## [Exercise aim]
Everything from the line containing "Convert this screenshot" through the last line of the data below should be given again exactly, both end lines included and nothing more.

## [Input material]
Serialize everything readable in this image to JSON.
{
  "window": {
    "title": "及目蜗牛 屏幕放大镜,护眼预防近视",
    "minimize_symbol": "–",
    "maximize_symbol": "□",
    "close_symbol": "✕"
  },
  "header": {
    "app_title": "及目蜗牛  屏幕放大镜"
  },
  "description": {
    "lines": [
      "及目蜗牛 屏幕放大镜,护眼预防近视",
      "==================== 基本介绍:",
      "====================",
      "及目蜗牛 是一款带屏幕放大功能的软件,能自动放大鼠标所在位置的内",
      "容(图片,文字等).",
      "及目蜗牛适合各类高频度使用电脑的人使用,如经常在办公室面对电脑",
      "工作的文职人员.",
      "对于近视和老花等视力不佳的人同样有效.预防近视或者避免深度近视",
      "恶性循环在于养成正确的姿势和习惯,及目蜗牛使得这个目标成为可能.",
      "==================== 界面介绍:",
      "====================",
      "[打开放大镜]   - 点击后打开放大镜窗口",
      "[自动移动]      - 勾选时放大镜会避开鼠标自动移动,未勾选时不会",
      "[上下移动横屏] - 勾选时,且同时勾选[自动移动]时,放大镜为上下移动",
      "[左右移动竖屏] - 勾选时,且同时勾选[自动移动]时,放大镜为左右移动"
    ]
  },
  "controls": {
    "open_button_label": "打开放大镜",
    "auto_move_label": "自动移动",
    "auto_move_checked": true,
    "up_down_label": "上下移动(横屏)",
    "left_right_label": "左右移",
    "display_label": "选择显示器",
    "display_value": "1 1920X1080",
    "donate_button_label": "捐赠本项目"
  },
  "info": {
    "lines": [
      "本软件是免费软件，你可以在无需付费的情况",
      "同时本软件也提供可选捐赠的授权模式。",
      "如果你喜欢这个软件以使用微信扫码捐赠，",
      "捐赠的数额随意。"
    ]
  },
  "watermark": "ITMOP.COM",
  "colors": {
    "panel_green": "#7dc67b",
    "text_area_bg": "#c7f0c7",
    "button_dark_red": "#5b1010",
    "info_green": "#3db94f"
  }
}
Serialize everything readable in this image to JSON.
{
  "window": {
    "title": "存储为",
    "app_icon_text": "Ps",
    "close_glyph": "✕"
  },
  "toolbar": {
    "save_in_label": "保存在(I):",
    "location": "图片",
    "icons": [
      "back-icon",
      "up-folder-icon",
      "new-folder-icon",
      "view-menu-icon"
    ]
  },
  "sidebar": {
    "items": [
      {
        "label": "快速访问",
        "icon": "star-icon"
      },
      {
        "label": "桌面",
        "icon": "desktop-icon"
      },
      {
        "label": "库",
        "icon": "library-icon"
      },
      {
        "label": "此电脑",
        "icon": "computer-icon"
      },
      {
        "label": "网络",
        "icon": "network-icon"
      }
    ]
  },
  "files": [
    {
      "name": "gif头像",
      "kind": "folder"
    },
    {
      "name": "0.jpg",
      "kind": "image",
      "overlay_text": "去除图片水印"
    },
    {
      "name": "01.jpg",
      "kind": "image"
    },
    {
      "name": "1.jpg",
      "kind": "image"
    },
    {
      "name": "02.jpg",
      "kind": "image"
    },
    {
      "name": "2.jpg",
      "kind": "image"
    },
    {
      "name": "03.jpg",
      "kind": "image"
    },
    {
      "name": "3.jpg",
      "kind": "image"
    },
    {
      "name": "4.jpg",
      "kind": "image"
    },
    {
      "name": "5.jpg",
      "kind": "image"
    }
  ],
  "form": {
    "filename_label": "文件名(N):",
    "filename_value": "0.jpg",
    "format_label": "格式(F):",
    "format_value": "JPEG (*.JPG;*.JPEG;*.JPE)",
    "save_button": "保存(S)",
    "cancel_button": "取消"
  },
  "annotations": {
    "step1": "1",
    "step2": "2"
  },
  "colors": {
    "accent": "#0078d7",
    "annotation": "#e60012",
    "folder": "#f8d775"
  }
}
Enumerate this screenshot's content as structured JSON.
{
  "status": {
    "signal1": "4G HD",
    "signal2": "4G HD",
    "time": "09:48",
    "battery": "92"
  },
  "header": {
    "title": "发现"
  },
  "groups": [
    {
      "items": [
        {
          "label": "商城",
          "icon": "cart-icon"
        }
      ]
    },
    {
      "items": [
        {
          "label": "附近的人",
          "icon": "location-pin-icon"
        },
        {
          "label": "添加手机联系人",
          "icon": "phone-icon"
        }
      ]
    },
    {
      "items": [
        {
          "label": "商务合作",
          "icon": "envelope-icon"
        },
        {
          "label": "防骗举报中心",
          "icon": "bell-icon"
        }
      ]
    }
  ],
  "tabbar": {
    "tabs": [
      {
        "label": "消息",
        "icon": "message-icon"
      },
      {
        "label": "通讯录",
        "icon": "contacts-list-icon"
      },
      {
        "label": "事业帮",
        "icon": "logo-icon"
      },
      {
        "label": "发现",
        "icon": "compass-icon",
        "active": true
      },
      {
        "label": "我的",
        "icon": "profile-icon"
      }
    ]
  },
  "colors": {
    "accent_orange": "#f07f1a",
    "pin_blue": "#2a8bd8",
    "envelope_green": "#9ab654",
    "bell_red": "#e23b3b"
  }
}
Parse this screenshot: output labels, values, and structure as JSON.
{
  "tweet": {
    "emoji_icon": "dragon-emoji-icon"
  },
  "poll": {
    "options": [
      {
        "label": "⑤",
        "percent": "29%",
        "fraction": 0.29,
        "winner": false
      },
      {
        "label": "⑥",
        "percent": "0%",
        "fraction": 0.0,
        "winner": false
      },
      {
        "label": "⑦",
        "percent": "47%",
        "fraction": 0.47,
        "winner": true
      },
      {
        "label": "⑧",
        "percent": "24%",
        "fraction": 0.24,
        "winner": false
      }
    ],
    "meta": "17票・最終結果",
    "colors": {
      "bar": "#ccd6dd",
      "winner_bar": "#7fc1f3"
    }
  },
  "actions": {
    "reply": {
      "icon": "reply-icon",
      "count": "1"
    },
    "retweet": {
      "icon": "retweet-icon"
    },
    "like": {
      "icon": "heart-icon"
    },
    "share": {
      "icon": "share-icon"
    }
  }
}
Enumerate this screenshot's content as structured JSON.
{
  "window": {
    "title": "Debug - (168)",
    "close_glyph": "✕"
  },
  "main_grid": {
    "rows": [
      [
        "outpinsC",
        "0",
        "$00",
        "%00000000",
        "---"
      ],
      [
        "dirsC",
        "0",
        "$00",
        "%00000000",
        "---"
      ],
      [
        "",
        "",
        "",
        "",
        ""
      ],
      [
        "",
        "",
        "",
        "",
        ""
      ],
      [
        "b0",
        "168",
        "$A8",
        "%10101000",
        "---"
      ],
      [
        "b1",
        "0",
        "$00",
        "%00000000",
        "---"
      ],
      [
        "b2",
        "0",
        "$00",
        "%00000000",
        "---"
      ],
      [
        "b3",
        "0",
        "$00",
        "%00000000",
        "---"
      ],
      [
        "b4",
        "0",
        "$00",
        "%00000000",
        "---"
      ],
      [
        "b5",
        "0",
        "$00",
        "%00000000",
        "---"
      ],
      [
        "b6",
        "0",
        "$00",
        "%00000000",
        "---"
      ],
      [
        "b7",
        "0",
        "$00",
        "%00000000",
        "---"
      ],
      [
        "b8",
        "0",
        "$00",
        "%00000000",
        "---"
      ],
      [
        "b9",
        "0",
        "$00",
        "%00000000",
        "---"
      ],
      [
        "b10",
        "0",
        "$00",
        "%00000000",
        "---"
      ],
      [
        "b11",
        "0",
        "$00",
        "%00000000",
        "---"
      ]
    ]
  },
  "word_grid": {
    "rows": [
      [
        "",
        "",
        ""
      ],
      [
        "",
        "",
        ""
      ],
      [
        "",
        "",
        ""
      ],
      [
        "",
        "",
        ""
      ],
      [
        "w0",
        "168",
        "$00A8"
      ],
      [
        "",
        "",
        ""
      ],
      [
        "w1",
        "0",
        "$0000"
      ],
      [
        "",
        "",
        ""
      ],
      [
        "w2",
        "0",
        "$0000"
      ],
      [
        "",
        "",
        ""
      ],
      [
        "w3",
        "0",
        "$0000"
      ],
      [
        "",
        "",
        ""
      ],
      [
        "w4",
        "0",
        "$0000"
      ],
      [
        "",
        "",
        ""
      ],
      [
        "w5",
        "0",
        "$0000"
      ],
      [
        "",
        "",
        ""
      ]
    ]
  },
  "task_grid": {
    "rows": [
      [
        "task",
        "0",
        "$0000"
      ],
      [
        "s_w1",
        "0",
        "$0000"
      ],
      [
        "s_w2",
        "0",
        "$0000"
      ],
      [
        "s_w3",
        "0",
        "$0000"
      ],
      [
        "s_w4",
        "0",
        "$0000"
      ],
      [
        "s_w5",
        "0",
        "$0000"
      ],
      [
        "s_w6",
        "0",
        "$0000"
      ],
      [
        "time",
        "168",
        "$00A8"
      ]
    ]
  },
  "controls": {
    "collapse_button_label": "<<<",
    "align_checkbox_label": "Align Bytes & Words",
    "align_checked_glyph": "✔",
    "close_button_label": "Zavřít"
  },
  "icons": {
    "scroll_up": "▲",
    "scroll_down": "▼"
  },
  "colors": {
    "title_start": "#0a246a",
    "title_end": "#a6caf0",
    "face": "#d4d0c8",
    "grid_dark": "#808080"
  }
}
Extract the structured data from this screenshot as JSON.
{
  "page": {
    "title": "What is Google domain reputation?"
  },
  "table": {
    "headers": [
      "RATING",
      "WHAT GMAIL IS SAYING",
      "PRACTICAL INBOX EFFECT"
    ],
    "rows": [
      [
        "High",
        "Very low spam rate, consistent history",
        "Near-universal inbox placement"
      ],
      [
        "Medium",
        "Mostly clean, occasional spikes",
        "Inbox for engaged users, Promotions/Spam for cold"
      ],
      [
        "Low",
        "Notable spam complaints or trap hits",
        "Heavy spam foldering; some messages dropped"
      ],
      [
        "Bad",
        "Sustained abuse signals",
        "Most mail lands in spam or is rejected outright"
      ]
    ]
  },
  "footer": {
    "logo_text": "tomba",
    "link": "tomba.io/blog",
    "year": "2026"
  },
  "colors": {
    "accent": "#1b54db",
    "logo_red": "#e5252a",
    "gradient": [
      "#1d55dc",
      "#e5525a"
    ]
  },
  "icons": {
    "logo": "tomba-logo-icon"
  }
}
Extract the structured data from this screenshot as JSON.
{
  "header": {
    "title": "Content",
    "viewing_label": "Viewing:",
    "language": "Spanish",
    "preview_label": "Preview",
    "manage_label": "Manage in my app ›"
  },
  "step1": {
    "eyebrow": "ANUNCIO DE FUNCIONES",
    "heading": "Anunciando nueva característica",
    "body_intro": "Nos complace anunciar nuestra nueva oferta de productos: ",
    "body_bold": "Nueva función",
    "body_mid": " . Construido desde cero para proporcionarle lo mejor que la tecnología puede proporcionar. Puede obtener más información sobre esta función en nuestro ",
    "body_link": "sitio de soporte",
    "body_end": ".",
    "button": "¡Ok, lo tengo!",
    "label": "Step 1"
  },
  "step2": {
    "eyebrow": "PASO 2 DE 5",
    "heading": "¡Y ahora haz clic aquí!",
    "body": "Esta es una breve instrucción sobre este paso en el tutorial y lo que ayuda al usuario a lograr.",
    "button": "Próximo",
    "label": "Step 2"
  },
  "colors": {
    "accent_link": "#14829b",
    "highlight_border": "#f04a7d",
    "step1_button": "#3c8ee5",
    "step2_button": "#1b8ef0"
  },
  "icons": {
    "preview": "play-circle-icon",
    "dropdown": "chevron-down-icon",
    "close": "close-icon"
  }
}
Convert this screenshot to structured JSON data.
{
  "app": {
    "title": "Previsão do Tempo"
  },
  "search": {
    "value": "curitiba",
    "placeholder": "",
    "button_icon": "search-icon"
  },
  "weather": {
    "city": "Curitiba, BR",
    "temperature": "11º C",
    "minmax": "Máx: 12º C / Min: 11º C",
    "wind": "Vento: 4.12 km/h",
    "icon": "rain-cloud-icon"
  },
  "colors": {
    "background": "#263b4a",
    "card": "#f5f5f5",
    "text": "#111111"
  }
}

## [Solution for this problem]
Convert this screenshot to structured JSON data.
{
  "app": {
    "title": "Previsão do Tempo"
  },
  "search": {
    "value": "curitiba",
    "placeholder": "",
    "button_icon": "search-icon"
  },
  "weather": {
    "city": "Curitiba, BR",
    "temperature": "11º C",
    "minmax": "Máx: 12º C / Min: 11º C",
    "wind": "Vento: 4.12 km/h",
    "icon": "rain-cloud-icon"
  },
  "colors": {
    "background": "#263b4a",
    "card": "#f5f5f5",
    "text": "#111111"
  }
}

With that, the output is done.